James Jones & Sons has been working throughout the Covid-19 crisis to support the UK pallet pools, cutting timber specifications for the manufacture of wooden pallets that are crucial for the transportation of food and medical supplies around the country.

The European Federation of Wooden Pallet & Packaging Manufacturers (FEFPEB) has now called for European governments to recognise the wooden pallet and packaging industry as essential to supply chains of vital goods both during and after the Covid-19 pandemic.

The organisation, which represents the sector across Europe, has lobbied for 'essential' status for wooden pallets and packaging throughout the crisis. This was officially given by authorities in countries including Belgium, Italy, the UK and in some German regions; and in other countries the industry has been allowed to work- all with additional health and safety measure in place - in order to keep products such as food and medicines flowing into the market.

FEFPEB is now asking for officially recognised 'essential status' across Europe and on an ongoing basis, to give governments understanding of the sector's vital role in supply chains and clarity about the necessity to keep supplies of pallets and packaging moving at all times - during a crisis and in general.

FEFPEB secretary general Fons Ceelaert said: 'Wooden pallets and packaging play a key part in keeping supply chains for vital goods including foods and medicines moving - this has been proved during the different coronavirus lockdown measures across Europe. If manufacturers and repairers cannot operate, these supply chains will break down.

'We are therefore calling for the EC and governments of all European countries to designate this industry as essential. This will ensure continuity of supply during any subsequent pandemics or other crises, but also help guarantee they will continue to function on a day-to-day basis and throughout critical periods such the Brexit transition phase.'

FEFPEB is continuing to communicate the central part wooden pallets and packaging have to play in the EU's Circular Economy Action Plan, which aims to make sustainable products the norm in the EU, ensure less waste and lead global efforts on the circular economy.

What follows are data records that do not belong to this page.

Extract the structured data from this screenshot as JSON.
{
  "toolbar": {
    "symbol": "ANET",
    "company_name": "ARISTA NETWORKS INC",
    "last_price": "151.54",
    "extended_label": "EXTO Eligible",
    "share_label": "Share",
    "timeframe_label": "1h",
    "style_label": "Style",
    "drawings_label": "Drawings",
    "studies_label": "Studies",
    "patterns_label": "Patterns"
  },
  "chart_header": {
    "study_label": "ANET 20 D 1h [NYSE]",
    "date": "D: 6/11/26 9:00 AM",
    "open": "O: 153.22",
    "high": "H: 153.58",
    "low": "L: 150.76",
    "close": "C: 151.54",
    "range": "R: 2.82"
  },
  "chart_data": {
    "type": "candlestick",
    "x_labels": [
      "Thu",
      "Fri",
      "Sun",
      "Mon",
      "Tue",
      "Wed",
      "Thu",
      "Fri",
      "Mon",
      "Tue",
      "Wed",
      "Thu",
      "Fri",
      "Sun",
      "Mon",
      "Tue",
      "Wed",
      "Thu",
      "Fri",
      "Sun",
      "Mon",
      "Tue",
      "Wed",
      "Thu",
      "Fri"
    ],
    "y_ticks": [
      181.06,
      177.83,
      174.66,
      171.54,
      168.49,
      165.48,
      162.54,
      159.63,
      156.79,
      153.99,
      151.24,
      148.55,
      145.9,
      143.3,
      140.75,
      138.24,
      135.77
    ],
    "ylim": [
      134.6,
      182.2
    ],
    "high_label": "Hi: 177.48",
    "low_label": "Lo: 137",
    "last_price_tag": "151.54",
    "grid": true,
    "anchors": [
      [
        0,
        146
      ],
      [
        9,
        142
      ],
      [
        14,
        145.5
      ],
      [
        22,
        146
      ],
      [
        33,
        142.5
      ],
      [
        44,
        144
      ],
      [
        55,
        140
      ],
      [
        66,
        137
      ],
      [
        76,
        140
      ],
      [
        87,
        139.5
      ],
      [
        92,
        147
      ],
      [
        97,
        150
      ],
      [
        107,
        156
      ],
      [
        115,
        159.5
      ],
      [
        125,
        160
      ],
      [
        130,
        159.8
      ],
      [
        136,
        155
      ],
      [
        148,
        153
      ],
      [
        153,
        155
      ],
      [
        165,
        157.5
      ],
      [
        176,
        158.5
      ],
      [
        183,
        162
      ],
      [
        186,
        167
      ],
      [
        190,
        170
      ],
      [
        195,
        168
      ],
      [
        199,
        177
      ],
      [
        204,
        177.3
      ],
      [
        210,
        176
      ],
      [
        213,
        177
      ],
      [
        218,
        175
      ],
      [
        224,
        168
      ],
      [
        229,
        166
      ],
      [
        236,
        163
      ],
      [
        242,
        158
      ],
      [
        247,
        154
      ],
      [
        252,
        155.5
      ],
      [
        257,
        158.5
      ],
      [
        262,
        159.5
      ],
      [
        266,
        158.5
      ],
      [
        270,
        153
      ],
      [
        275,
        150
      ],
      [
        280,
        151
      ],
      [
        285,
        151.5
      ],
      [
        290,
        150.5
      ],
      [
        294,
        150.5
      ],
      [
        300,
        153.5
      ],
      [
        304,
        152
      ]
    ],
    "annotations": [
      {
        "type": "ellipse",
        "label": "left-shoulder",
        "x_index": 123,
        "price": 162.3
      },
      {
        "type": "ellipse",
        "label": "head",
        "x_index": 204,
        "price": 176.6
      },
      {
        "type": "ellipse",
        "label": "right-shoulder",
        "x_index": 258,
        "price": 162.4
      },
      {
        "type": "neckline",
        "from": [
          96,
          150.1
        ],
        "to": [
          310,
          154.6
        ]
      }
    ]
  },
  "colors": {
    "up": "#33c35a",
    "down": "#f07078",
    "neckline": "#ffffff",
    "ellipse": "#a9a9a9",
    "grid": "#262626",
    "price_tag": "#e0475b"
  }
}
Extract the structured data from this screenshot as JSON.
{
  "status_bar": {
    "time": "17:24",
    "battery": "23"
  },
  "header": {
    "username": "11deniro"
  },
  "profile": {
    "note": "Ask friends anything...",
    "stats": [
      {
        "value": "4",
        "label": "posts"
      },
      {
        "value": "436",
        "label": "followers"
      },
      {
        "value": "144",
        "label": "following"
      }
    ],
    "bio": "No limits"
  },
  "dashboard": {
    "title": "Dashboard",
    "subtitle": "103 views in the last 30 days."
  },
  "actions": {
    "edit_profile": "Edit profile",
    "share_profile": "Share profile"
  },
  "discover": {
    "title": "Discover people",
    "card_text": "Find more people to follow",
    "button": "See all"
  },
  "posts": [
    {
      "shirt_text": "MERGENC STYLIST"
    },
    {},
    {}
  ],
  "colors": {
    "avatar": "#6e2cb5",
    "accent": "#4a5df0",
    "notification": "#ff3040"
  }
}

'Wooden pallets and packaging are the epitome of sustainable products,' said Ceelaert. 'They are made from a continually renewable resource and are repaired and reused until they are recycled into products or fuel at the end of their useful life. As a key facilitator for the movement of goods, they sit at the heart of the vision of a circular economy.'

Wooden pallets: 13 times higher antibacterial activity than plastic

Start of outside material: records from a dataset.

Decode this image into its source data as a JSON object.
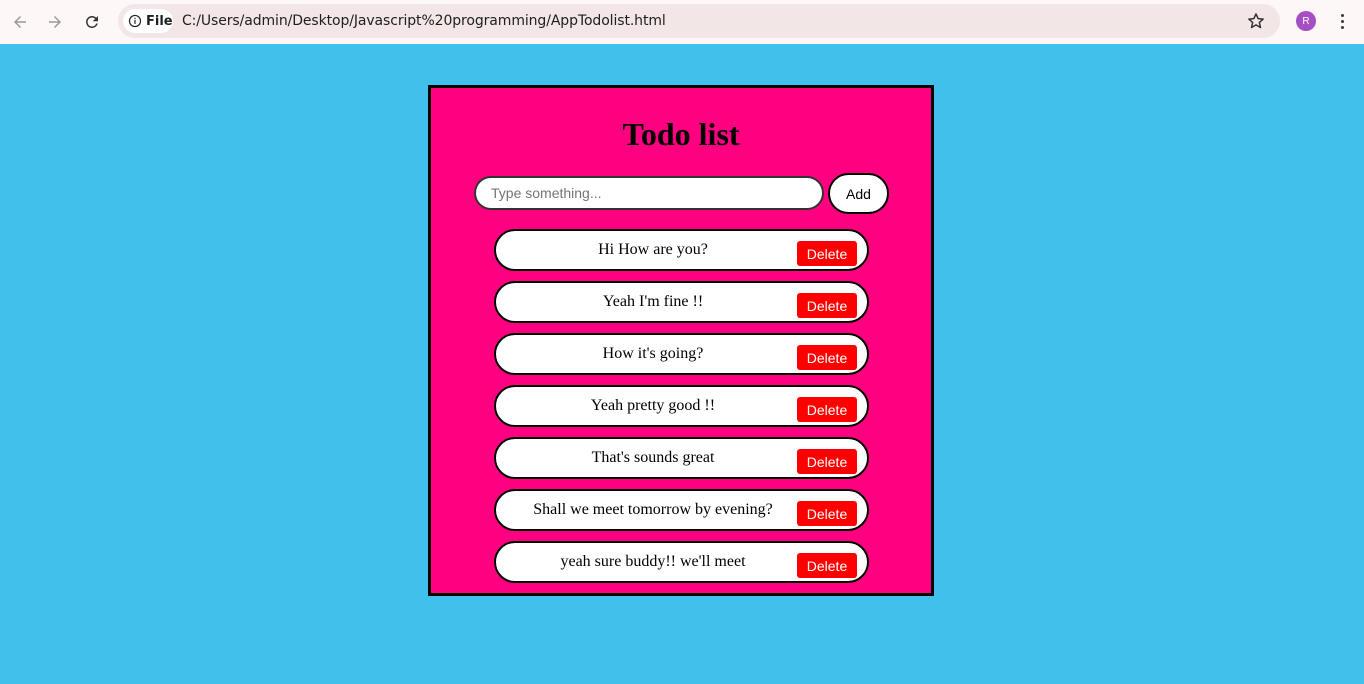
{
  "browser": {
    "file_label": "File",
    "url": "C:/Users/admin/Desktop/Javascript%20programming/AppTodolist.html",
    "profile_initial": "R"
  },
  "app": {
    "title": "Todo list",
    "input_placeholder": "Type something...",
    "input_value": "",
    "add_label": "Add",
    "delete_label": "Delete",
    "items": [
      "Hi How are you?",
      "Yeah I'm fine !!",
      "How it's going?",
      "Yeah pretty good !!",
      "That's sounds great",
      "Shall we meet tomorrow by evening?",
      "yeah sure buddy!! we'll meet"
    ]
  },
  "colors": {
    "page_background": "#40c1eb",
    "card_background": "#ff0080",
    "delete_button": "#ff0000"
  }
}
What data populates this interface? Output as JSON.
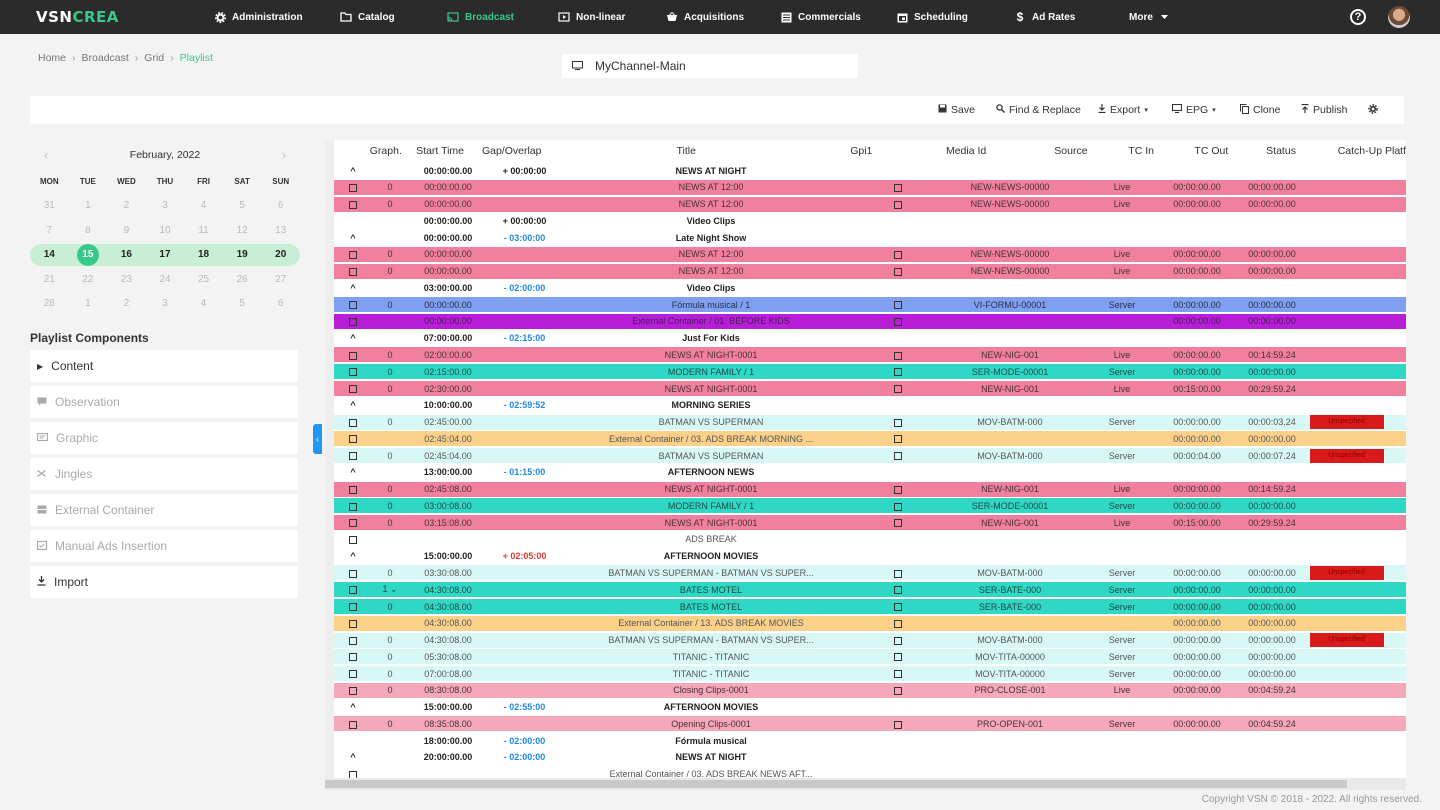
{
  "brand": {
    "logo_a": "VSN",
    "logo_b": "CREA"
  },
  "nav": [
    {
      "label": "Administration",
      "icon": "gear-icon"
    },
    {
      "label": "Catalog",
      "icon": "folder-icon"
    },
    {
      "label": "Broadcast",
      "icon": "cast-icon"
    },
    {
      "label": "Non-linear",
      "icon": "play-icon"
    },
    {
      "label": "Acquisitions",
      "icon": "basket-icon"
    },
    {
      "label": "Commercials",
      "icon": "list-icon"
    },
    {
      "label": "Scheduling",
      "icon": "calendar-icon"
    },
    {
      "label": "Ad Rates",
      "icon": "dollar-icon"
    },
    {
      "label": "More",
      "icon": "caret-down-icon"
    }
  ],
  "breadcrumb": [
    "Home",
    "Broadcast",
    "Grid",
    "Playlist"
  ],
  "channel": "MyChannel-Main",
  "toolbar": {
    "save": "Save",
    "find_replace": "Find & Replace",
    "export": "Export",
    "epg": "EPG",
    "clone": "Clone",
    "publish": "Publish"
  },
  "calendar": {
    "title": "February, 2022",
    "dows": [
      "MON",
      "TUE",
      "WED",
      "THU",
      "FRI",
      "SAT",
      "SUN"
    ],
    "weeks": [
      [
        "31",
        "1",
        "2",
        "3",
        "4",
        "5",
        "6"
      ],
      [
        "7",
        "8",
        "9",
        "10",
        "11",
        "12",
        "13"
      ],
      [
        "14",
        "15",
        "16",
        "17",
        "18",
        "19",
        "20"
      ],
      [
        "21",
        "22",
        "23",
        "24",
        "25",
        "26",
        "27"
      ],
      [
        "28",
        "1",
        "2",
        "3",
        "4",
        "5",
        "6"
      ]
    ],
    "today": "15"
  },
  "components": {
    "title": "Playlist Components",
    "items": [
      "Content",
      "Observation",
      "Graphic",
      "Jingles",
      "External Container",
      "Manual Ads Insertion",
      "Import"
    ]
  },
  "columns": [
    "Graph.",
    "Start Time",
    "Gap/Overlap",
    "Title",
    "Gpi1",
    "Media Id",
    "Source",
    "TC In",
    "TC Out",
    "Status",
    "Catch-Up Platf"
  ],
  "rows": [
    {
      "k": "h",
      "start": "00:00:00.00",
      "gap": "+ 00:00:00",
      "gt": "zero",
      "title": "NEWS AT NIGHT",
      "caret": true
    },
    {
      "k": "pink",
      "graph": "0",
      "start": "00:00:00.00",
      "title": "NEWS AT 12:00",
      "gpi": true,
      "media": "NEW-NEWS-00000",
      "src": "Live",
      "tcin": "00:00:00.00",
      "tcout": "00:00:00.00"
    },
    {
      "k": "pink",
      "graph": "0",
      "start": "00:00:00.00",
      "title": "NEWS AT 12:00",
      "gpi": true,
      "media": "NEW-NEWS-00000",
      "src": "Live",
      "tcin": "00:00:00.00",
      "tcout": "00:00:00.00"
    },
    {
      "k": "h",
      "start": "00:00:00.00",
      "gap": "+ 00:00:00",
      "gt": "zero",
      "title": "Video Clips",
      "caret": false
    },
    {
      "k": "h",
      "start": "00:00:00.00",
      "gap": "- 03:00:00",
      "gt": "neg",
      "title": "Late Night Show",
      "caret": true
    },
    {
      "k": "pink",
      "graph": "0",
      "start": "00:00:00.00",
      "title": "NEWS AT 12:00",
      "gpi": true,
      "media": "NEW-NEWS-00000",
      "src": "Live",
      "tcin": "00:00:00.00",
      "tcout": "00:00:00.00"
    },
    {
      "k": "pink",
      "graph": "0",
      "start": "00:00:00.00",
      "title": "NEWS AT 12:00",
      "gpi": true,
      "media": "NEW-NEWS-00000",
      "src": "Live",
      "tcin": "00:00:00.00",
      "tcout": "00:00:00.00"
    },
    {
      "k": "h",
      "start": "03:00:00.00",
      "gap": "- 02:00:00",
      "gt": "neg",
      "title": "Video Clips",
      "caret": true
    },
    {
      "k": "blue",
      "graph": "0",
      "start": "00:00:00.00",
      "title": "Fórmula musical / 1",
      "gpi": true,
      "media": "VI-FORMU-00001",
      "src": "Server",
      "tcin": "00:00:00.00",
      "tcout": "00:00:00.00"
    },
    {
      "k": "purple",
      "graph": "",
      "start": "00:00:00.00",
      "title": "External Container / 01. BEFORE KIDS",
      "gpi": true,
      "media": "",
      "src": "",
      "tcin": "00:00:00.00",
      "tcout": "00:00:00.00"
    },
    {
      "k": "h",
      "start": "07:00:00.00",
      "gap": "- 02:15:00",
      "gt": "neg",
      "title": "Just For Kids",
      "caret": true
    },
    {
      "k": "pink",
      "graph": "0",
      "start": "02:00:00.00",
      "title": "NEWS AT NIGHT-0001",
      "gpi": true,
      "media": "NEW-NIG-001",
      "src": "Live",
      "tcin": "00:00:00.00",
      "tcout": "00:14:59.24"
    },
    {
      "k": "teal",
      "graph": "0",
      "start": "02:15:00.00",
      "title": "MODERN FAMILY / 1",
      "gpi": true,
      "media": "SER-MODE-00001",
      "src": "Server",
      "tcin": "00:00:00.00",
      "tcout": "00:00:00.00"
    },
    {
      "k": "pink",
      "graph": "0",
      "start": "02:30:00.00",
      "title": "NEWS AT NIGHT-0001",
      "gpi": true,
      "media": "NEW-NIG-001",
      "src": "Live",
      "tcin": "00:15:00.00",
      "tcout": "00:29:59.24"
    },
    {
      "k": "h",
      "start": "10:00:00.00",
      "gap": "- 02:59:52",
      "gt": "neg",
      "title": "MORNING SERIES",
      "caret": true
    },
    {
      "k": "cyan",
      "graph": "0",
      "start": "02:45:00.00",
      "title": "BATMAN VS SUPERMAN",
      "gpi": true,
      "media": "MOV-BATM-000",
      "src": "Server",
      "tcin": "00:00:00.00",
      "tcout": "00:00:03.24",
      "status": "Unspecified"
    },
    {
      "k": "orange",
      "graph": "",
      "start": "02:45:04.00",
      "title": "External Container / 03. ADS BREAK MORNING ...",
      "gpi": true,
      "media": "",
      "src": "",
      "tcin": "00:00:00.00",
      "tcout": "00:00:00.00"
    },
    {
      "k": "cyan",
      "graph": "0",
      "start": "02:45:04.00",
      "title": "BATMAN VS SUPERMAN",
      "gpi": true,
      "media": "MOV-BATM-000",
      "src": "Server",
      "tcin": "00:00:04.00",
      "tcout": "00:00:07.24",
      "status": "Unspecified"
    },
    {
      "k": "h",
      "start": "13:00:00.00",
      "gap": "- 01:15:00",
      "gt": "neg",
      "title": "AFTERNOON NEWS",
      "caret": true
    },
    {
      "k": "pink",
      "graph": "0",
      "start": "02:45:08.00",
      "title": "NEWS AT NIGHT-0001",
      "gpi": true,
      "media": "NEW-NIG-001",
      "src": "Live",
      "tcin": "00:00:00.00",
      "tcout": "00:14:59.24"
    },
    {
      "k": "teal",
      "graph": "0",
      "start": "03:00:08.00",
      "title": "MODERN FAMILY / 1",
      "gpi": true,
      "media": "SER-MODE-00001",
      "src": "Server",
      "tcin": "00:00:00.00",
      "tcout": "00:00:00.00"
    },
    {
      "k": "pink",
      "graph": "0",
      "start": "03:15:08.00",
      "title": "NEWS AT NIGHT-0001",
      "gpi": true,
      "media": "NEW-NIG-001",
      "src": "Live",
      "tcin": "00:15:00.00",
      "tcout": "00:29:59.24"
    },
    {
      "k": "white",
      "graph": "",
      "start": "",
      "title": "ADS BREAK",
      "gpi": false,
      "media": "",
      "src": "",
      "tcin": "",
      "tcout": ""
    },
    {
      "k": "h",
      "start": "15:00:00.00",
      "gap": "+ 02:05:00",
      "gt": "pos",
      "title": "AFTERNOON MOVIES",
      "caret": true
    },
    {
      "k": "cyan",
      "graph": "0",
      "start": "03:30:08.00",
      "title": "BATMAN VS SUPERMAN - BATMAN VS SUPER...",
      "gpi": true,
      "media": "MOV-BATM-000",
      "src": "Server",
      "tcin": "00:00:00.00",
      "tcout": "00:00:00.00",
      "status": "Unspecified"
    },
    {
      "k": "teal",
      "graph": "1 ⌄",
      "start": "04:30:08.00",
      "title": "BATES MOTEL",
      "gpi": true,
      "media": "SER-BATE-000",
      "src": "Server",
      "tcin": "00:00:00.00",
      "tcout": "00:00:00.00"
    },
    {
      "k": "teal",
      "graph": "0",
      "start": "04:30:08.00",
      "title": "BATES MOTEL",
      "gpi": true,
      "media": "SER-BATE-000",
      "src": "Server",
      "tcin": "00:00:00.00",
      "tcout": "00:00:00.00"
    },
    {
      "k": "orange",
      "graph": "",
      "start": "04:30:08.00",
      "title": "External Container / 13. ADS BREAK MOVIES",
      "gpi": true,
      "media": "",
      "src": "",
      "tcin": "00:00:00.00",
      "tcout": "00:00:00.00"
    },
    {
      "k": "cyan",
      "graph": "0",
      "start": "04:30:08.00",
      "title": "BATMAN VS SUPERMAN - BATMAN VS SUPER...",
      "gpi": true,
      "media": "MOV-BATM-000",
      "src": "Server",
      "tcin": "00:00:00.00",
      "tcout": "00:00:00.00",
      "status": "Unspecified"
    },
    {
      "k": "cyan",
      "graph": "0",
      "start": "05:30:08.00",
      "title": "TITANIC - TITANIC",
      "gpi": true,
      "media": "MOV-TITA-00000",
      "src": "Server",
      "tcin": "00:00:00.00",
      "tcout": "00:00:00.00"
    },
    {
      "k": "cyan",
      "graph": "0",
      "start": "07:00:08.00",
      "title": "TITANIC - TITANIC",
      "gpi": true,
      "media": "MOV-TITA-00000",
      "src": "Server",
      "tcin": "00:00:00.00",
      "tcout": "00:00:00.00"
    },
    {
      "k": "lightpink",
      "graph": "0",
      "start": "08:30:08.00",
      "title": "Closing Clips-0001",
      "gpi": true,
      "media": "PRO-CLOSE-001",
      "src": "Live",
      "tcin": "00:00:00.00",
      "tcout": "00:04:59.24"
    },
    {
      "k": "h",
      "start": "15:00:00.00",
      "gap": "- 02:55:00",
      "gt": "neg",
      "title": "AFTERNOON MOVIES",
      "caret": true
    },
    {
      "k": "lightpink",
      "graph": "0",
      "start": "08:35:08.00",
      "title": "Opening Clips-0001",
      "gpi": true,
      "media": "PRO-OPEN-001",
      "src": "Server",
      "tcin": "00:00:00.00",
      "tcout": "00:04:59.24"
    },
    {
      "k": "h",
      "start": "18:00:00.00",
      "gap": "- 02:00:00",
      "gt": "neg",
      "title": "Fórmula musical",
      "caret": false
    },
    {
      "k": "h",
      "start": "20:00:00.00",
      "gap": "- 02:00:00",
      "gt": "neg",
      "title": "NEWS AT NIGHT",
      "caret": true
    },
    {
      "k": "white",
      "graph": "",
      "start": "",
      "title": "External Container / 03. ADS BREAK NEWS AFT...",
      "gpi": false,
      "media": "",
      "src": "",
      "tcin": "",
      "tcout": ""
    }
  ],
  "footer": "Copyright VSN © 2018 - 2022. All rights reserved."
}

Meanwhile, FEFPEB has highlighted details of the latest research to show that wooden pallets are the best choice for the transportation of food products.

The study, carried out by lnstitut fur Holztechnologie in Dresden on behalf of EPAL Germany between February 2018 and December 2019, compared the microbial properties of standard EPAL Euro pallets and

H 1 plastic pallets. It found that bacteria had a lower survival rate on the wooden surface compared with plastic and that wooden pallets are suitable for use in hygiene-sensitive areas, including food processing and transport.

The results also showed clearly that the rough sections caused by wear on the surface of plastic pallets provide ideal conditions for the growth of bacteria. Wood, meanwhile, has natural antibacterial properties that prevent microorganisms from spreading.

According to the study, wooden pallets have an antibacterial activity that is more than thirteen times higher than that of the H1 plastics.

The pallets were tested according to certified methods, had all been used at least once and were not cleaned before testing.

The findings of the study build on previous research, including the 2016 report by Aviat et al, which reviewed 86 publications to ascertain whether contact between wood and food is safe. This concluded that wood is suitable because its often-rough surface and porous structure often creates conditions that are unfavourable to microorganisms.

'These results are the latest confirmation that wooden pallets and packaging are the right choice for food and other hygiene-sensitive supply chains - in addition to them being the most sustainable and economic option,' said Ceelaert. 'Despite the fact that wood has long been used safely alongside food in hygiene-sensitive environments and has been supported by the outcomes of previous research, our credentials have been challenged by certain other industries. The study provides further clear evidence that wood is not just a suitable choice for these uses, it is the first choice.'